* Activity: From the entries below, copy every line that holds the word "JSON".

(Stored dataset items)
——————————

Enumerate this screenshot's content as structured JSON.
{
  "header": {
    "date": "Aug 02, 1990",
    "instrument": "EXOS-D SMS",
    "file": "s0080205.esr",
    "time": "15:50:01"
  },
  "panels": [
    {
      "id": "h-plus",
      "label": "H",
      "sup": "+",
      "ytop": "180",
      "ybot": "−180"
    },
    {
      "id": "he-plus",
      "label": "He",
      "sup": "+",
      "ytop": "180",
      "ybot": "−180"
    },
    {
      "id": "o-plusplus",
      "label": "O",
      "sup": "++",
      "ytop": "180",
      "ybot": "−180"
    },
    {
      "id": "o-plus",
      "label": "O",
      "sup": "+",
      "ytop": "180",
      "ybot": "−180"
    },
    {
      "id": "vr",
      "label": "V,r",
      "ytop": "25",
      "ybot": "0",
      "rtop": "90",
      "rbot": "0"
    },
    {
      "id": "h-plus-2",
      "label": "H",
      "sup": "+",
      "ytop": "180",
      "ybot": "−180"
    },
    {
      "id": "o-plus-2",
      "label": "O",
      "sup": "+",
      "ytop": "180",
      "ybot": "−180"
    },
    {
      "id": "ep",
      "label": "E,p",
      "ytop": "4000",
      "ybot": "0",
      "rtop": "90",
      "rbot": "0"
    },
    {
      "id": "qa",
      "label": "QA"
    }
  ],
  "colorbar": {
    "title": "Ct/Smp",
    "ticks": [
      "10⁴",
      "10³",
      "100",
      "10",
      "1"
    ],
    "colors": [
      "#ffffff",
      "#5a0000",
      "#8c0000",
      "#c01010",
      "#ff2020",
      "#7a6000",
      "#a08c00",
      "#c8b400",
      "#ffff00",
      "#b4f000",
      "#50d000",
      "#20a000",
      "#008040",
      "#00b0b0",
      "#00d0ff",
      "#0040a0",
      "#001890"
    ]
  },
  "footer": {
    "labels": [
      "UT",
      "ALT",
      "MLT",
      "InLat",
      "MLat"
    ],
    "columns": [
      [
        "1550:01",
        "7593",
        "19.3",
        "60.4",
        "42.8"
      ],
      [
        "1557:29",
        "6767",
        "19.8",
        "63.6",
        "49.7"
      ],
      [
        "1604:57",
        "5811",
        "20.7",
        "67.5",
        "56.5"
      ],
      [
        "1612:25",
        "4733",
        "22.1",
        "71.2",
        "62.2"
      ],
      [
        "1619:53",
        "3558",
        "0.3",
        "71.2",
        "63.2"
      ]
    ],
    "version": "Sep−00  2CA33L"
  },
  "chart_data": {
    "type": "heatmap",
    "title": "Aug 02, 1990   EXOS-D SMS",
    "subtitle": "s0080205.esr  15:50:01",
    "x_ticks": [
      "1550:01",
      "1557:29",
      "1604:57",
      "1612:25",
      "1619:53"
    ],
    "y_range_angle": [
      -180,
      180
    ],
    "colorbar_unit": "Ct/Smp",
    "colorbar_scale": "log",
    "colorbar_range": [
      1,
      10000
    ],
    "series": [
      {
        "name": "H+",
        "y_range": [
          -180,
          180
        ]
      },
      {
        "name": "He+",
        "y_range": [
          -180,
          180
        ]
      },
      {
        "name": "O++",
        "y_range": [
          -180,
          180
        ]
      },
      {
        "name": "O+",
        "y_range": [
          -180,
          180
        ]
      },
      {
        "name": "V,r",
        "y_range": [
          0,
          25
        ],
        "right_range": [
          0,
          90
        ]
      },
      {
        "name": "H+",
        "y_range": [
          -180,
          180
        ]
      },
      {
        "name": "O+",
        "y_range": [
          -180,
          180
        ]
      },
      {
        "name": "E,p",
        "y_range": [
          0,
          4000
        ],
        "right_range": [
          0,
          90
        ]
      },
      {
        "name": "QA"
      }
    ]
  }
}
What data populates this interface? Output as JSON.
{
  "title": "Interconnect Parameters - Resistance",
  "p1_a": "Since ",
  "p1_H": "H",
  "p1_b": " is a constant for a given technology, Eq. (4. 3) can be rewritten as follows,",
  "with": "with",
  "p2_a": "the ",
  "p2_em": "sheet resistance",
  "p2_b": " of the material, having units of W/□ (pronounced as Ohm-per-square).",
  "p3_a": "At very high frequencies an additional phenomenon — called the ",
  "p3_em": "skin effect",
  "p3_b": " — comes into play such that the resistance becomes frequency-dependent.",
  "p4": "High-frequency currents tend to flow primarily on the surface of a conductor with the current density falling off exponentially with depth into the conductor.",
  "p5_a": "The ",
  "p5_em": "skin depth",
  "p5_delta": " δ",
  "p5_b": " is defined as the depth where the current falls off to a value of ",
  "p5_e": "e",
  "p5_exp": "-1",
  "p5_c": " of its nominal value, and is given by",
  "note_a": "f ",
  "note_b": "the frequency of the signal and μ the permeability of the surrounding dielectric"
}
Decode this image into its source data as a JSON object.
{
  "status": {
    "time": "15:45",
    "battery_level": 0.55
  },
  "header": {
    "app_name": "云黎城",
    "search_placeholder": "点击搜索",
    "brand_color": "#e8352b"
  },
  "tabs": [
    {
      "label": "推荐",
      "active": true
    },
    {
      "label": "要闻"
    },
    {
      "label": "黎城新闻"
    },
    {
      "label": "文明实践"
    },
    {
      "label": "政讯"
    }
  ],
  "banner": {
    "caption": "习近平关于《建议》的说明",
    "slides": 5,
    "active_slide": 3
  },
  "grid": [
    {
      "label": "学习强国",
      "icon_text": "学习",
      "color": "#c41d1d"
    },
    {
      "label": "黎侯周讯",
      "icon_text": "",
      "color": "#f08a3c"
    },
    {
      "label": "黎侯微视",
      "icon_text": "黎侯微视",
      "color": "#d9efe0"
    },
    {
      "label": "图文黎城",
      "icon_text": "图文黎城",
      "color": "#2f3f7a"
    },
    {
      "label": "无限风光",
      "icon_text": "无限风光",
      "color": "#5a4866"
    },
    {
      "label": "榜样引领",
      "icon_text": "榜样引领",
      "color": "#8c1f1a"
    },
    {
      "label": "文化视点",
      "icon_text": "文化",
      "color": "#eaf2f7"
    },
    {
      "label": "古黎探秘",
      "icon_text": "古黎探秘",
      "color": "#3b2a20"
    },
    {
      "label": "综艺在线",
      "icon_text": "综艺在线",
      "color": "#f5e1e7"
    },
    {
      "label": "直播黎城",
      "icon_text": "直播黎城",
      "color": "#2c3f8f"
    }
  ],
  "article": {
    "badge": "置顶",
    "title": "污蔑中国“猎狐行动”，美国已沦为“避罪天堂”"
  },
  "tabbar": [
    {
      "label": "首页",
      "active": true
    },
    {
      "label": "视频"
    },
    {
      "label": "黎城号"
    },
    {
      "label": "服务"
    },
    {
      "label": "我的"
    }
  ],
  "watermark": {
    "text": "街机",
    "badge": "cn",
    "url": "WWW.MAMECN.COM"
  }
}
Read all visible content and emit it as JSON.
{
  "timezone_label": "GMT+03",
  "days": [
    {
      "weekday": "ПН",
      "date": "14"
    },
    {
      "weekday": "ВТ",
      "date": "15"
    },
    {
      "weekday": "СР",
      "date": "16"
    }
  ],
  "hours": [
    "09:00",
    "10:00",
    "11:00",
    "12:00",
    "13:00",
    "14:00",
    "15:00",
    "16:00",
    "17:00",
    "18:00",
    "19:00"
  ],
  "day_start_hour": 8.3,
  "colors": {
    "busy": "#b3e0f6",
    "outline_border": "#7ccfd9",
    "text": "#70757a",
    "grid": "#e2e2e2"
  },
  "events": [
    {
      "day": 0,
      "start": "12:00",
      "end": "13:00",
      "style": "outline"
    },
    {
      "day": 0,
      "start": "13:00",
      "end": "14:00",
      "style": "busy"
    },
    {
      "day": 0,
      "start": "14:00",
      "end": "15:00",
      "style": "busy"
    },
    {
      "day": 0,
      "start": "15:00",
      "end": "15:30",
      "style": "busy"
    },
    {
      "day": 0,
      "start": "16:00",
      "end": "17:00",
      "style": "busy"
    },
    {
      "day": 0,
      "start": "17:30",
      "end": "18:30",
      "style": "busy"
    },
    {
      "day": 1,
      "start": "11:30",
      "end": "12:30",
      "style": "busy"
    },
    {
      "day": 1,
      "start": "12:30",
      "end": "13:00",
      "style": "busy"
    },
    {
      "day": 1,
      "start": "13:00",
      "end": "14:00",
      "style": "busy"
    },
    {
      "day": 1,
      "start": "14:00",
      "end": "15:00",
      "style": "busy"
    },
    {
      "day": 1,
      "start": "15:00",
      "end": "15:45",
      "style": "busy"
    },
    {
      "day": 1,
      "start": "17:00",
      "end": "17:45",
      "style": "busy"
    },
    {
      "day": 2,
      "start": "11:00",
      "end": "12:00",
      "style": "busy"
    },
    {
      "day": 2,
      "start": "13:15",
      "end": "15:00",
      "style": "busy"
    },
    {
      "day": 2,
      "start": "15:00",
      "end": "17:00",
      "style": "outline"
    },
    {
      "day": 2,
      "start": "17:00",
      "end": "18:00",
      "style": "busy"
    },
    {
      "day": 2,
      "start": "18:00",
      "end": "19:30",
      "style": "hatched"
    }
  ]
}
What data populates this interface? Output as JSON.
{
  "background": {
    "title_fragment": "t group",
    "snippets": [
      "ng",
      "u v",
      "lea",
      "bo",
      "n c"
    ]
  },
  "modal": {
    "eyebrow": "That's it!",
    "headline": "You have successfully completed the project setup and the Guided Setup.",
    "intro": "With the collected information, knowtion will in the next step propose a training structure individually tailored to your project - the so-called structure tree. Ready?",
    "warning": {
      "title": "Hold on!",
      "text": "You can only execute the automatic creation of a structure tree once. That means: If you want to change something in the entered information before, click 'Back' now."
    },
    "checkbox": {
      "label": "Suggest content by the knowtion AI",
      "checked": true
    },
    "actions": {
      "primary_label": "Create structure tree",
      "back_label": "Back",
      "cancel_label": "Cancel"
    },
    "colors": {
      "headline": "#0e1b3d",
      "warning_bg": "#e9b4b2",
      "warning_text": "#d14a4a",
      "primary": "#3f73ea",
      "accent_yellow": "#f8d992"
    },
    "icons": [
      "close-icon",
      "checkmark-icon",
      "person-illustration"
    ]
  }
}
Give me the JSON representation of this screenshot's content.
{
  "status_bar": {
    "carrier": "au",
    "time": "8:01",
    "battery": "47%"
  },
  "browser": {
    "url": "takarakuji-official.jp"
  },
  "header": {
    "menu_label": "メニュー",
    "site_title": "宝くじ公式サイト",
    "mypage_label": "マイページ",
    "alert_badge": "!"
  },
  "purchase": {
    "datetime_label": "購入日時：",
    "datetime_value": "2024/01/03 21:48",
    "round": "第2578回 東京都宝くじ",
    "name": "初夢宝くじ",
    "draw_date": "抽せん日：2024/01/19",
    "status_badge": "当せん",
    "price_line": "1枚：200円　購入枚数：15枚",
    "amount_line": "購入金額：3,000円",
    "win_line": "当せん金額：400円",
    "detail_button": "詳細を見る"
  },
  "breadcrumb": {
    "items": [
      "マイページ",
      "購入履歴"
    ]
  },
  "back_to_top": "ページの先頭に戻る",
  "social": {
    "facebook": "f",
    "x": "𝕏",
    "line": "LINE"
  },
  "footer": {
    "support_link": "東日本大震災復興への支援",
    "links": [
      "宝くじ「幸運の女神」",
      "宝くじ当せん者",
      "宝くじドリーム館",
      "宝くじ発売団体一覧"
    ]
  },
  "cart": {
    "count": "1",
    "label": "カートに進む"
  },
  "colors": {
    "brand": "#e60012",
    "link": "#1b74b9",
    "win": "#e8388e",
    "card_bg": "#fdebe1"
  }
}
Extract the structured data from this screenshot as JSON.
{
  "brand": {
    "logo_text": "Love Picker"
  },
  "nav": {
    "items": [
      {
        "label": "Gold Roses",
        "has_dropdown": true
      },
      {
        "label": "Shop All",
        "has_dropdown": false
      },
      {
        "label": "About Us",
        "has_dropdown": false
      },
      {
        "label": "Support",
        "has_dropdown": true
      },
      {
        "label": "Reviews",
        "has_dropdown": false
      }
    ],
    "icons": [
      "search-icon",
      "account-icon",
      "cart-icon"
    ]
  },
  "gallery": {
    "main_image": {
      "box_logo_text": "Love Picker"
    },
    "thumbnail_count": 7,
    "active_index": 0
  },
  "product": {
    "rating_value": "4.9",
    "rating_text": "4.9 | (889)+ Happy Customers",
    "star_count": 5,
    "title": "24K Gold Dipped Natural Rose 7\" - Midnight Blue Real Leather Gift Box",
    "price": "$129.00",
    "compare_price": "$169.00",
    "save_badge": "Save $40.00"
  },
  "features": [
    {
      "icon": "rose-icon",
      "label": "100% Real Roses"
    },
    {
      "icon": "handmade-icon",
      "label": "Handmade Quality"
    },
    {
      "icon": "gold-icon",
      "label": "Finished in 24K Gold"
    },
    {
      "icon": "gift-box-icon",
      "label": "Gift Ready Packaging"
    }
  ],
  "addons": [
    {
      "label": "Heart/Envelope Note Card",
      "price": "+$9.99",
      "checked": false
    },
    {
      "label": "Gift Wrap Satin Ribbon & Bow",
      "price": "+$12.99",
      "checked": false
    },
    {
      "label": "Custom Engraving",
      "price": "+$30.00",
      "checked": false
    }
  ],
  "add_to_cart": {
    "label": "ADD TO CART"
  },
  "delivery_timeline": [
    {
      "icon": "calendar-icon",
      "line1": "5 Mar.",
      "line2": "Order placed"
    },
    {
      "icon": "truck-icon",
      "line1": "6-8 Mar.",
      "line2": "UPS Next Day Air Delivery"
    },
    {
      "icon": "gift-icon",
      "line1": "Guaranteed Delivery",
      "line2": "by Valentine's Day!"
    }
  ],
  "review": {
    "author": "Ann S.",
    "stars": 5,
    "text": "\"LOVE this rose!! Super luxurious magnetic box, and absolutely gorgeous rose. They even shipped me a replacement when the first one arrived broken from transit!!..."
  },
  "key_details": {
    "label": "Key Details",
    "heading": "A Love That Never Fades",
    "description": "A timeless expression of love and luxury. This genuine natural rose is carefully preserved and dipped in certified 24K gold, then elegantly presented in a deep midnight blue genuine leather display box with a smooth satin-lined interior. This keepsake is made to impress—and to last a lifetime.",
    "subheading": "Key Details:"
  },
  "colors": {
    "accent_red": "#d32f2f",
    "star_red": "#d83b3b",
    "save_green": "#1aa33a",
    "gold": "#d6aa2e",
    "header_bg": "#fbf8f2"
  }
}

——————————

* Solution:
Enumerate this screenshot's content as structured JSON.
What data populates this interface? Output as JSON.
Decode this image into its source data as a JSON object.
Read all visible content and emit it as JSON.
What data populates this interface? Output as JSON.
Give me the JSON representation of this screenshot's content.
Extract the structured data from this screenshot as JSON.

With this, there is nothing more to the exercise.